3. Erosion and under cutting – Generally NOT covered
Water runoff and drainage can erode the soil next and under a foundation, resulting in foundation movement or failure.
4. Slope creep – Generally NOT covered
Slope creep, sometimes called downhill creep, is the slow movement of soil downhill. It may only be the top three feet of soil moving or it could be a seventy foot thick layer of soil slowly moving downhill. This type of soil movement can slowly damage or destroy a foundation.
5. Landslides – Generally NOT covered
Every state has landslides and properties on a slope or even at the top or bottom areas of a slope may have a risk, depending on the steepness of the slope, soil type and moisture content.
6. Mud flows and mud slides – Generally NOT covered*
These two terms are often defined differently in insurance policies and often end up in litigation when a claim is made. The distinction often deals what may be referred to as a river of liquid and mud running down a slope or a mass of wet soil moving down a slope which may include the term “debris.”
* Some forms of damage may be covered by flood insurance; read policies carefully, consult a qualified agent and at times a qualified geologist.
7. Frost heave – Generally NOT covered
When water freezes it expands (up to 9% in volume), and likewise soil with water in it expands when it freezes. House foundations in the Continental United States are usually required to be below frost level which may range from a few inches in parts of Florida to depths of six feet in some northern areas of the US.
With freezing temperatures soils near foundations often develop ice lenses which causes soil displacement in an upward direction. This process can raise, shift and damage foundations and is normally an excluded peril in insurance policies.
8. Tree roots / subsidence damage – Generally NOT covered
Tree roots are a common cause of foundation damage. What usually occurs to cause this damage is a process called subsidence, not roots pushing up on a foundation. (What is subsidence)
Claims denied because of “failure to maintain”
In the fine print of an insurance policy there is usually some language that says the insurance company will not pay a claim if the cause of the damage is the result of the home owner failing to maintain certain systems, components or areas of the property itself. Examples:

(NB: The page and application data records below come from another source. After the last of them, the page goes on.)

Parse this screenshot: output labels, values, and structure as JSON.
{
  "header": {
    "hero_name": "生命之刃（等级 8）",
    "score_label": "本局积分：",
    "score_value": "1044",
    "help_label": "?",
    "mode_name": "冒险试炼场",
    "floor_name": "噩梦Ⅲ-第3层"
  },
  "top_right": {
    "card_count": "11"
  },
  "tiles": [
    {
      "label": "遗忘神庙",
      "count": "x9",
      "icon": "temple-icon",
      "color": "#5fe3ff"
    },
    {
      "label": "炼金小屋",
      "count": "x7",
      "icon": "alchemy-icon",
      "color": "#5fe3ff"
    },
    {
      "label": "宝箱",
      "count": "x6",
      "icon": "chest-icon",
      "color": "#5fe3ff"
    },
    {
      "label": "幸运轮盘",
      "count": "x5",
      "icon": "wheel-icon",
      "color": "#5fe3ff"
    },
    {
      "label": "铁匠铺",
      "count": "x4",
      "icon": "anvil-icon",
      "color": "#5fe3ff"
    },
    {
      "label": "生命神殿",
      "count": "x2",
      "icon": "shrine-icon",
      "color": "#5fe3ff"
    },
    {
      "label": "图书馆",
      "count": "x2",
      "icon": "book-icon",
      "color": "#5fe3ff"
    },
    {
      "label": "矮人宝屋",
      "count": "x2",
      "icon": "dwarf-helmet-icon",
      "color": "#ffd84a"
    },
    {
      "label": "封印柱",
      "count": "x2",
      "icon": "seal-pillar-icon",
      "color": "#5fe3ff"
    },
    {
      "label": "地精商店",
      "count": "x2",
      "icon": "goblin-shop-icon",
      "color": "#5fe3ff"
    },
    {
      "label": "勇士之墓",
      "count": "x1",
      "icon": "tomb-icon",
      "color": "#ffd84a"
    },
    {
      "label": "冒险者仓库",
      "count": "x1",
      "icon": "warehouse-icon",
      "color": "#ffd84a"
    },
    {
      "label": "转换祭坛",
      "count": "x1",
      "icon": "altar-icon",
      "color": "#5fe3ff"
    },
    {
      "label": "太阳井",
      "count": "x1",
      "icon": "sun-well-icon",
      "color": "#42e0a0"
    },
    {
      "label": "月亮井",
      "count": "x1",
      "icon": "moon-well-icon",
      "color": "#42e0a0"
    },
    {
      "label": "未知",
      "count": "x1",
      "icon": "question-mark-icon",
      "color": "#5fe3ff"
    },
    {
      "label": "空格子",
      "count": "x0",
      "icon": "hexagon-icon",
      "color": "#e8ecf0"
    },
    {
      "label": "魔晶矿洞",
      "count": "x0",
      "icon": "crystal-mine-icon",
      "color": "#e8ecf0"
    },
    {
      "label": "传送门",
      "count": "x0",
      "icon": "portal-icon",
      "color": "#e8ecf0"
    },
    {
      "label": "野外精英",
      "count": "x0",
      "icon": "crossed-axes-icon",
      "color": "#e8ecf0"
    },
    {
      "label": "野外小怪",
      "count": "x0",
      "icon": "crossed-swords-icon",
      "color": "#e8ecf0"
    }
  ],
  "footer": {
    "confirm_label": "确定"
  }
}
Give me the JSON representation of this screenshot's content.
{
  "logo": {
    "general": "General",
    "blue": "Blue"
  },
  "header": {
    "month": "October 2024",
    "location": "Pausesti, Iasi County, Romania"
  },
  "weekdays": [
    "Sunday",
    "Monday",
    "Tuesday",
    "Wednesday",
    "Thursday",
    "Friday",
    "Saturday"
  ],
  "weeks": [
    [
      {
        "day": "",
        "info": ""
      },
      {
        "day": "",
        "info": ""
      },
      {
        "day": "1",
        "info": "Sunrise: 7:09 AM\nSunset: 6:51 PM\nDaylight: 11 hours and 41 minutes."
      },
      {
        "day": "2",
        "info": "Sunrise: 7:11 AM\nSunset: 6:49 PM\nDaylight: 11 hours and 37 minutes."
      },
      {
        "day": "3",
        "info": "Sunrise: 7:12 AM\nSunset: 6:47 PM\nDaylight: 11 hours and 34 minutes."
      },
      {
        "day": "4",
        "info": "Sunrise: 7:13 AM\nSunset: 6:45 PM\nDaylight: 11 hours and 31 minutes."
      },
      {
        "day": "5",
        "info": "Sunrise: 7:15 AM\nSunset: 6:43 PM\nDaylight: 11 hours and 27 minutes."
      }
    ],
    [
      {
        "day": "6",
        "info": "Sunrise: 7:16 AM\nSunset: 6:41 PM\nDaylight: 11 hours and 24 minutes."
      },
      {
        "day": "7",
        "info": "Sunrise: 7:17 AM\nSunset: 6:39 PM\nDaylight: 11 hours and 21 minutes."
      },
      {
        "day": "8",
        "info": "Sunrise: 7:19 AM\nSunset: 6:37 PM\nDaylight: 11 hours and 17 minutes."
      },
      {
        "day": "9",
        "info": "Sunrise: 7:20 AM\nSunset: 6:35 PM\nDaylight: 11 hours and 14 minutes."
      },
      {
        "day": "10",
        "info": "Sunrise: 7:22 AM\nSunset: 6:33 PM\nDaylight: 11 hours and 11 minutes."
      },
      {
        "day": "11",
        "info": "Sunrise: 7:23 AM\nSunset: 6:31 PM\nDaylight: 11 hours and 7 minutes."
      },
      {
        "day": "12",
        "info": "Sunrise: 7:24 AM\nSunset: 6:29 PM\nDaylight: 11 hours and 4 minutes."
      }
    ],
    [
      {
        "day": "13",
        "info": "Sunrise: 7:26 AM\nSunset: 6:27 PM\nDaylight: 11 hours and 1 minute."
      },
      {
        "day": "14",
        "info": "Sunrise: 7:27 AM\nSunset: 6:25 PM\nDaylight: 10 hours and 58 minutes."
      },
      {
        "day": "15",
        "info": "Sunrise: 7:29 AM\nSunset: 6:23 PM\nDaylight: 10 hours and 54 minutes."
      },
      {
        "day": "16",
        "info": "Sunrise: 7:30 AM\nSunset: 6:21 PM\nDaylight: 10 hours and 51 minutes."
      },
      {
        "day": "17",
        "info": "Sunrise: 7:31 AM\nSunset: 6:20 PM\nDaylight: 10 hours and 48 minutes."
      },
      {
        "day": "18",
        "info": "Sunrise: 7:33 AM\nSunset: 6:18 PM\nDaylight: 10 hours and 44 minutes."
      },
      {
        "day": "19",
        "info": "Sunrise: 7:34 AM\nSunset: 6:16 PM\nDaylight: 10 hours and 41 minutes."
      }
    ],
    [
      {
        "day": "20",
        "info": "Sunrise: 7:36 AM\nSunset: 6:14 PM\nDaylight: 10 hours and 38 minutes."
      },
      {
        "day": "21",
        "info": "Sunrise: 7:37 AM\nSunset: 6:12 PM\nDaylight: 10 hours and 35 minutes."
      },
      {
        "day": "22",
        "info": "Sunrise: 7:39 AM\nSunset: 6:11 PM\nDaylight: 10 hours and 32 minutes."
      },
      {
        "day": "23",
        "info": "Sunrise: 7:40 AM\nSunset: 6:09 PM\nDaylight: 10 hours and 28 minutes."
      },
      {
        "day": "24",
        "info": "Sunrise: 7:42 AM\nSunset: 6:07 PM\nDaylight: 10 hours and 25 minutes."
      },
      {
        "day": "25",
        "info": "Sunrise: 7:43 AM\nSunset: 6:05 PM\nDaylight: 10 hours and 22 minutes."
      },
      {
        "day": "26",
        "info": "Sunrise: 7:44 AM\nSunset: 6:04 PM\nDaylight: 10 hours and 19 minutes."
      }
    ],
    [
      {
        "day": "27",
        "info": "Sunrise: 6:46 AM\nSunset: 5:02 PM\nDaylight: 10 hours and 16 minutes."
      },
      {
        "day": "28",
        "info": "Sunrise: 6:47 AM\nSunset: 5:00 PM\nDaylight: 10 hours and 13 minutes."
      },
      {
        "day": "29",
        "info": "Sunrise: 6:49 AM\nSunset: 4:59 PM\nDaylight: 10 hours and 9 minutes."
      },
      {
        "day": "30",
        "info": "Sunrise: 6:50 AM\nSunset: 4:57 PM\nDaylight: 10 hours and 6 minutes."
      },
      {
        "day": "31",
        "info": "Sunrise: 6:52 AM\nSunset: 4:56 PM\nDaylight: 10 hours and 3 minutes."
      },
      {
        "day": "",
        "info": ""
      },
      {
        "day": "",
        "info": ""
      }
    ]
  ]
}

Tree roots invading a sewer: Often a home owner is expected to maintain his sewer line and part of that maintenance includes keeping tree roots out of the sewer lines. If the sewer line becomes damaged because of the roots then the claim may be denied. One way to help avoid this problem is to have the sewer line videoed from time to time as part of your maintenance program. (Read about videoing your sewer line)
Drainage: Should a property owner fail to keep proper drainage around a home and its foundation, then claims for foundation damage due to drainage issues may be rejected.
Basically insurance companies will frequently refuse to pay a claim if the cause of the damage is due to neglect or poor maintenance by the home owner.
Insurance covering structural damage can be very confusing and have many limitations and exclusions. Remember:
- Your duty – maintain and protect your property / be proactive
- Read the fine print and go over your insurance with a qualified agent
- Limits – policy have deductibles and dollar limits, and may not cover losses fully
- Geotechnical issues create a higher risk of foundation damage
- On hillside properties
- Areas that have expansive or poor soils
- In areas with underground mines
- Areas with Karst landscapes / subject to sink holes
Your risk and type of exposures varies greatly depending where you live in the United States and the soils your home rest on. Wise homeowners should check their home periodically for signs of potential structural damage, cracks or foundation issues and be sure that they are not overlooking maintenance type’s items that may cause future damage or denial of an insurance claim.
Reviewing your insurance coverage with a knowledgeable and qualified insurance agent can help reduce costly or catastrophic losses.